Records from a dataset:
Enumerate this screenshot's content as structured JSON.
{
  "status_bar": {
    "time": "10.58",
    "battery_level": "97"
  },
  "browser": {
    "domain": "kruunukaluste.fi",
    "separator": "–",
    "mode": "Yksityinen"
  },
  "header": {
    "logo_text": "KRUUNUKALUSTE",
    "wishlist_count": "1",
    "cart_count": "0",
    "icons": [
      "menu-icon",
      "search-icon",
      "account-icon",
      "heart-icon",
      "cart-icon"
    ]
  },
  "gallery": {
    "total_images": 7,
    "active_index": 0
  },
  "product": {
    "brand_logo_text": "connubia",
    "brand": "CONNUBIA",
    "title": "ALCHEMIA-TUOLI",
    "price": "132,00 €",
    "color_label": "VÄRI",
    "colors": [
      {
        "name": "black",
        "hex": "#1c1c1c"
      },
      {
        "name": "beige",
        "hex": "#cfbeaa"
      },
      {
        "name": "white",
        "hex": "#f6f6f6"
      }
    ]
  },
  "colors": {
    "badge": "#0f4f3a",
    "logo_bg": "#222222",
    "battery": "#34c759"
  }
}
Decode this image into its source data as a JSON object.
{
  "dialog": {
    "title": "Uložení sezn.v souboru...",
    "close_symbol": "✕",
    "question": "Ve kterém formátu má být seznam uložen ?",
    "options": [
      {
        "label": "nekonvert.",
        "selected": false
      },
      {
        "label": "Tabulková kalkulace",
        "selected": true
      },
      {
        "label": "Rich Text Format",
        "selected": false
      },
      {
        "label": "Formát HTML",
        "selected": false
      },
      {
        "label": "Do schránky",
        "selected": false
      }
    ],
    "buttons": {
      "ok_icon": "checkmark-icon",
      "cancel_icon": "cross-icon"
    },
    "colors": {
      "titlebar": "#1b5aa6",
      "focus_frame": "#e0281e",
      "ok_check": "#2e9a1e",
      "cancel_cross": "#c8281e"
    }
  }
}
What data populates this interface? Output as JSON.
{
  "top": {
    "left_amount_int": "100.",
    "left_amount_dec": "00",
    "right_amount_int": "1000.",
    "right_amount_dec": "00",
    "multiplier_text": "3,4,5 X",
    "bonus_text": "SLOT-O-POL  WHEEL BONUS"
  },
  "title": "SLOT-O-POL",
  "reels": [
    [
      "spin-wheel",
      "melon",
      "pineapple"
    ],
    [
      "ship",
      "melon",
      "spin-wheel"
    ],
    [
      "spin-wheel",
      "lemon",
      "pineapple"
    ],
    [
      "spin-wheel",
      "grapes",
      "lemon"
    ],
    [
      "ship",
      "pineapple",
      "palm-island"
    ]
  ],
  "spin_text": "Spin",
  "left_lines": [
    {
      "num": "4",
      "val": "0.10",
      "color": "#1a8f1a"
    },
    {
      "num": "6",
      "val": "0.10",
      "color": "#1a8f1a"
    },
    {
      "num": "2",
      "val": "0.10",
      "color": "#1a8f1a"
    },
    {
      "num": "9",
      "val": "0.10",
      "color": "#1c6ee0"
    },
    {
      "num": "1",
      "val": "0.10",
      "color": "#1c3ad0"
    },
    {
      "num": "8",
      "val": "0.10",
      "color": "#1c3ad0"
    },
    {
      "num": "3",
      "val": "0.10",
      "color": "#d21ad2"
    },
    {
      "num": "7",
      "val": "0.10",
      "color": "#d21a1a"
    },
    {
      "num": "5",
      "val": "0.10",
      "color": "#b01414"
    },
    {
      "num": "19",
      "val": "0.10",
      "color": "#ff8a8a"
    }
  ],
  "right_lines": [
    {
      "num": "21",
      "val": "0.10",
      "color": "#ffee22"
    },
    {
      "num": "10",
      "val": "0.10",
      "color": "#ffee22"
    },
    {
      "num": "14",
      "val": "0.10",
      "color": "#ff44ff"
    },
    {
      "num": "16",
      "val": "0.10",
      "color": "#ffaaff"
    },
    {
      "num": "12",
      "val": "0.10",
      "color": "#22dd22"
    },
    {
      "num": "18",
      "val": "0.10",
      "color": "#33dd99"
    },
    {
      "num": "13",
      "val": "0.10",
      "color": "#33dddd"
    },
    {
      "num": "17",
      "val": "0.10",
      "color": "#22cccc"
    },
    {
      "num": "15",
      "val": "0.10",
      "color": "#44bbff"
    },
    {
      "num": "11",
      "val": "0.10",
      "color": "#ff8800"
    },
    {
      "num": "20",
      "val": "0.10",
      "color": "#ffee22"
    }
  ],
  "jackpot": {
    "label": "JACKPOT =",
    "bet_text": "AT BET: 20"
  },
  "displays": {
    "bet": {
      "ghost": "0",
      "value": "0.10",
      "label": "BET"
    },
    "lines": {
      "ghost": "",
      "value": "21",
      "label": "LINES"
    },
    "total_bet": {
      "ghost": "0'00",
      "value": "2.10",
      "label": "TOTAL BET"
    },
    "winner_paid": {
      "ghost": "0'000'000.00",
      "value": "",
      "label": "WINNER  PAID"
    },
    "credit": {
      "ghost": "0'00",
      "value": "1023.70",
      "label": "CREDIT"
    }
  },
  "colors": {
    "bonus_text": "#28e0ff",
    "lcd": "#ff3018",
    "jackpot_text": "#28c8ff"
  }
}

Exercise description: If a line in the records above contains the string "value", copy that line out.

Reply:
      "value": "0.10",
      "value": "21",
      "value": "2.10",
      "value": "",
      "value": "1023.70",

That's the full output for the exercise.